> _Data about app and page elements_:
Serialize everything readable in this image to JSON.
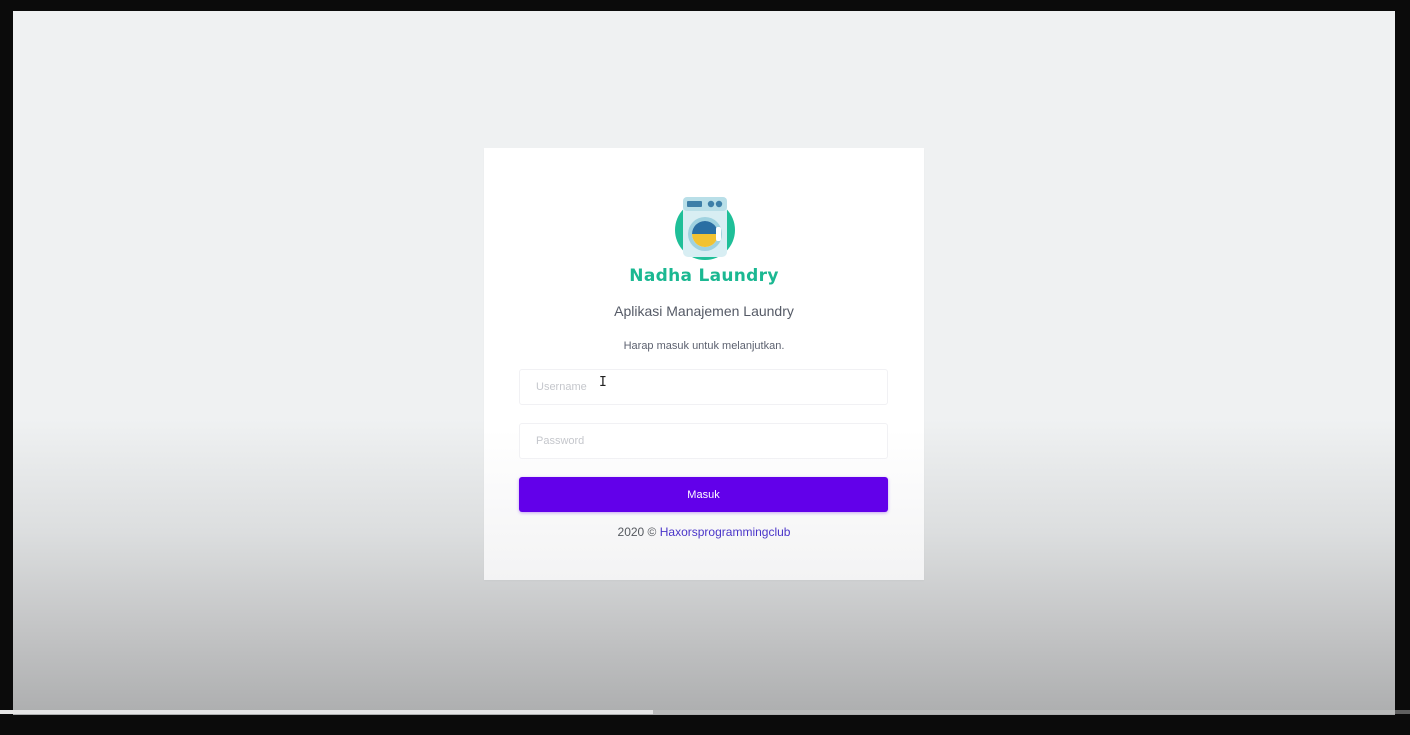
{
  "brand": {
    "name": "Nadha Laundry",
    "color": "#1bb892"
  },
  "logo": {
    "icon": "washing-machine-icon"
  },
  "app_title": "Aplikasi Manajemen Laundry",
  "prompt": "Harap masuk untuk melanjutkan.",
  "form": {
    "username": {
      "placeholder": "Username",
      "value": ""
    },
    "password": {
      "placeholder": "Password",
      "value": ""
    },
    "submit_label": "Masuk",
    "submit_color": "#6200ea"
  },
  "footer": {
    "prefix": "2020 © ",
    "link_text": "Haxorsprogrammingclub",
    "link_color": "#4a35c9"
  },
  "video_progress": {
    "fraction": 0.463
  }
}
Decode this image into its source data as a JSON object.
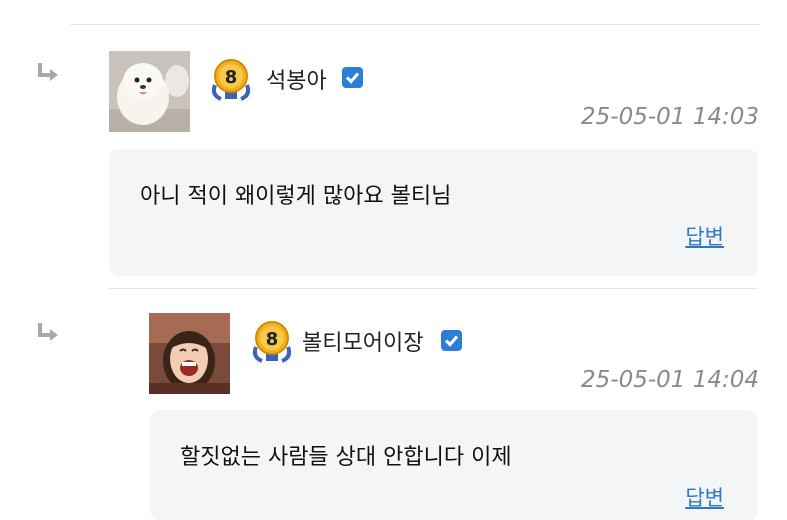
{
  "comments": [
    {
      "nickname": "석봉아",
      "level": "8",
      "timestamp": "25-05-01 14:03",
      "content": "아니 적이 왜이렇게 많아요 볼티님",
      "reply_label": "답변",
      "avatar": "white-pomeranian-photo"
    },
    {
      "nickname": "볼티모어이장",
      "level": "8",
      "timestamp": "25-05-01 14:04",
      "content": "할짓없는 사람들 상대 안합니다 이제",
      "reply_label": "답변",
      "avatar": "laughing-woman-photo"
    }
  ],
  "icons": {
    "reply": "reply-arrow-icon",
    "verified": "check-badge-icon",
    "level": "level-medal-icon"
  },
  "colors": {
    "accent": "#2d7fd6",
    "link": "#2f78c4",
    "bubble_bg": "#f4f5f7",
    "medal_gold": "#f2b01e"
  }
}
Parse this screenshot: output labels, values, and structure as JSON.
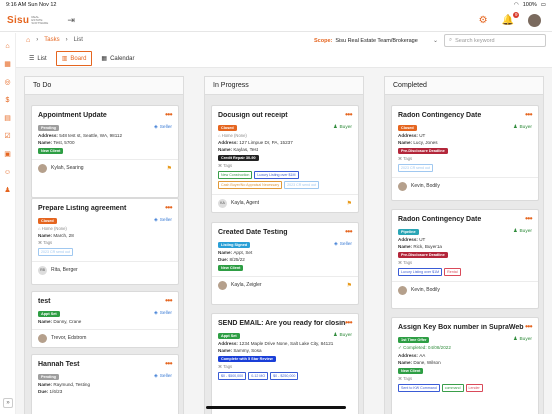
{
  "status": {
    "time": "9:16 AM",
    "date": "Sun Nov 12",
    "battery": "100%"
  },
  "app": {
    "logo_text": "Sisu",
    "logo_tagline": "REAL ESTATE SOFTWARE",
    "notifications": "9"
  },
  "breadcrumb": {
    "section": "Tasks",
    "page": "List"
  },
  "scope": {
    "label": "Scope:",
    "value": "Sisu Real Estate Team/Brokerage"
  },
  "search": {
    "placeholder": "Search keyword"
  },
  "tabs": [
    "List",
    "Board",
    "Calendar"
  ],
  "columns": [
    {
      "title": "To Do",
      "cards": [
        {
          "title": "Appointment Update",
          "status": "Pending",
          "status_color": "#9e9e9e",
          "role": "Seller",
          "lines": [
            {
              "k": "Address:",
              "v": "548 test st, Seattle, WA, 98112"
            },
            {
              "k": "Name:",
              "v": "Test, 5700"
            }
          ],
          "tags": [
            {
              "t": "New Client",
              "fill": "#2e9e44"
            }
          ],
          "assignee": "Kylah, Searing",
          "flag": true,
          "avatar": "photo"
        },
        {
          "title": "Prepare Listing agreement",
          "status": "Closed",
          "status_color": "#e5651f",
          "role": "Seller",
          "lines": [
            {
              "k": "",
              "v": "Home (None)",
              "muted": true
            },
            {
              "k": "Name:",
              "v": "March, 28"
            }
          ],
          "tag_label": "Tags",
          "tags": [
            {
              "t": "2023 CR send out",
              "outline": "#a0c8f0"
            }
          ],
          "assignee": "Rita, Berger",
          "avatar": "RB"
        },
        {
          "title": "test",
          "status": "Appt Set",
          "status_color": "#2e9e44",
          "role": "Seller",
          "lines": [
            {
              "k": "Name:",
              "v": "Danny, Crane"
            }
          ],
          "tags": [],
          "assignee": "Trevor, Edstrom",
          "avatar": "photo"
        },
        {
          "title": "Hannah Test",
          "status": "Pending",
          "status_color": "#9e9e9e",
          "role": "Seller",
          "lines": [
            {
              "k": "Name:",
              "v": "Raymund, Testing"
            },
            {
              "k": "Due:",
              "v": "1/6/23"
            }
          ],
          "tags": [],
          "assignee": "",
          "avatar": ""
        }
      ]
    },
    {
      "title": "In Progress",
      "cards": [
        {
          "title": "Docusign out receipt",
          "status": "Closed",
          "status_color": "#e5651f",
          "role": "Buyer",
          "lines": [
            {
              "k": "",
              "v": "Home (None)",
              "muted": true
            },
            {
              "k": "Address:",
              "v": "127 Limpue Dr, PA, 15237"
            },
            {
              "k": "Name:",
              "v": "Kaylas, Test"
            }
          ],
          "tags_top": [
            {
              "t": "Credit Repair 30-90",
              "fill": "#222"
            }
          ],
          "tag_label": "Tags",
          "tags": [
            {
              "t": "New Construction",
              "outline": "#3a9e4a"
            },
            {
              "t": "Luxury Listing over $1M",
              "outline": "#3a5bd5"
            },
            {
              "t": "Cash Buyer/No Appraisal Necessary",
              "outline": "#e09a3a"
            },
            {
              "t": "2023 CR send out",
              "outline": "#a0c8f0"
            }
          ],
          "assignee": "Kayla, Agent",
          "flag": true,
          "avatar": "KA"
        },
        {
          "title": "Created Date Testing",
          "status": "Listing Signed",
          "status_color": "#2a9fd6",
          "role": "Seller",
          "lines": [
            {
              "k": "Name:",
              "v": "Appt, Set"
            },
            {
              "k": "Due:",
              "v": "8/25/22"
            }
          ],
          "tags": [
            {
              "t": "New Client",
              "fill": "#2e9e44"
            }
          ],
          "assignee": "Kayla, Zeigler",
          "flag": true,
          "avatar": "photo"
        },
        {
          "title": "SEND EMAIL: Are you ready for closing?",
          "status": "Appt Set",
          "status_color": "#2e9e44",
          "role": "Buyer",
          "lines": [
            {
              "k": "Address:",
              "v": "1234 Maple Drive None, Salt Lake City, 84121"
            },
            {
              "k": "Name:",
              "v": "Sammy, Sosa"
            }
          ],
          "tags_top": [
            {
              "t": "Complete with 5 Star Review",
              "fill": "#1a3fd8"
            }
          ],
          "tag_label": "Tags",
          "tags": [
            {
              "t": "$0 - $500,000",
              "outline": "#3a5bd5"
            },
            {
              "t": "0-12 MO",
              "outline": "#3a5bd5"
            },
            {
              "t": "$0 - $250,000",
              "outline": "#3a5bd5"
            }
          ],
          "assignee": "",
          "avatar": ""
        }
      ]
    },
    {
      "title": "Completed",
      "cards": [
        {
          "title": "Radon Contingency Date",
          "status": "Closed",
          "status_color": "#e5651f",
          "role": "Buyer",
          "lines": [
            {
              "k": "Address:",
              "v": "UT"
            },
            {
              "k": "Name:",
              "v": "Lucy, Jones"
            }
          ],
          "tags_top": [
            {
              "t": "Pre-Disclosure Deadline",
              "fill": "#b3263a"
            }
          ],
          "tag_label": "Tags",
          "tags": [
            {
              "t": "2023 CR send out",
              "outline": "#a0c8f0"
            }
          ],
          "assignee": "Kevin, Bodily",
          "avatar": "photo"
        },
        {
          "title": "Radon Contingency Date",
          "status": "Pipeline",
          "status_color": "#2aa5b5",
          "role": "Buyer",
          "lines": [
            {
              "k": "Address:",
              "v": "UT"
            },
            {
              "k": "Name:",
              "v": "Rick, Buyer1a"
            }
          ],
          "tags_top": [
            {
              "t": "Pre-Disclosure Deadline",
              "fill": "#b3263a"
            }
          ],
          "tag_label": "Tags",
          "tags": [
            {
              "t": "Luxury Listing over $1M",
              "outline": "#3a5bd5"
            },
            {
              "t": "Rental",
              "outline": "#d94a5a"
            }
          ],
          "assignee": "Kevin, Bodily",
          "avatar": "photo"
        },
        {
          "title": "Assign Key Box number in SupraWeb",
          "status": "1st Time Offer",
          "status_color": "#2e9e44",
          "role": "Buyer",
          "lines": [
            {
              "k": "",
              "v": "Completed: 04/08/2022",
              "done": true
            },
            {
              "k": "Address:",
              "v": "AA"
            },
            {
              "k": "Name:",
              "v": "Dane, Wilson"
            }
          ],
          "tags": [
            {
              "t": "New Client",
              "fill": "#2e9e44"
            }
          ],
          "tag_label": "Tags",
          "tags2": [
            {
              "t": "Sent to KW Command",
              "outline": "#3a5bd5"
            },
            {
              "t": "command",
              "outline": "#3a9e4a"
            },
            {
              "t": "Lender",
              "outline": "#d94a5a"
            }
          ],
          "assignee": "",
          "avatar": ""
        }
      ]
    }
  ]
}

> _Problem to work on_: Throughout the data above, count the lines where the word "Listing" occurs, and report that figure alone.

> _Expected output_: 4